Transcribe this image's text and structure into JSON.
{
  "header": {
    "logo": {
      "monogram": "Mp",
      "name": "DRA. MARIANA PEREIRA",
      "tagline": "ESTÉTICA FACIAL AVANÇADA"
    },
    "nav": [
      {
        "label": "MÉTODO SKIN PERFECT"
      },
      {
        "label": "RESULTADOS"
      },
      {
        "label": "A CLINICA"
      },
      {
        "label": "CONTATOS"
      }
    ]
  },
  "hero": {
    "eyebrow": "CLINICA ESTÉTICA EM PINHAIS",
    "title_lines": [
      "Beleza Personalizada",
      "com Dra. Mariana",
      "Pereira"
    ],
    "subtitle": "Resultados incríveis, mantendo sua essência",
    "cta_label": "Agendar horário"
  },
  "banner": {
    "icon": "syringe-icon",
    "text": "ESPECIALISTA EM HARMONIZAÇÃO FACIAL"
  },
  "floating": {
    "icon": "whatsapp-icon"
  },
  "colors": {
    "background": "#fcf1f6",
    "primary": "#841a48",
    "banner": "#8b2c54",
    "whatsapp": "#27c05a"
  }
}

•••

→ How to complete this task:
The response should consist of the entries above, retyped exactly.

→ Solution to the exercise:
Transcribe this image's text and structure into JSON.
{
  "header": {
    "logo": {
      "monogram": "Mp",
      "name": "DRA. MARIANA PEREIRA",
      "tagline": "ESTÉTICA FACIAL AVANÇADA"
    },
    "nav": [
      {
        "label": "MÉTODO SKIN PERFECT"
      },
      {
        "label": "RESULTADOS"
      },
      {
        "label": "A CLINICA"
      },
      {
        "label": "CONTATOS"
      }
    ]
  },
  "hero": {
    "eyebrow": "CLINICA ESTÉTICA EM PINHAIS",
    "title_lines": [
      "Beleza Personalizada",
      "com Dra. Mariana",
      "Pereira"
    ],
    "subtitle": "Resultados incríveis, mantendo sua essência",
    "cta_label": "Agendar horário"
  },
  "banner": {
    "icon": "syringe-icon",
    "text": "ESPECIALISTA EM HARMONIZAÇÃO FACIAL"
  },
  "floating": {
    "icon": "whatsapp-icon"
  },
  "colors": {
    "background": "#fcf1f6",
    "primary": "#841a48",
    "banner": "#8b2c54",
    "whatsapp": "#27c05a"
  }
}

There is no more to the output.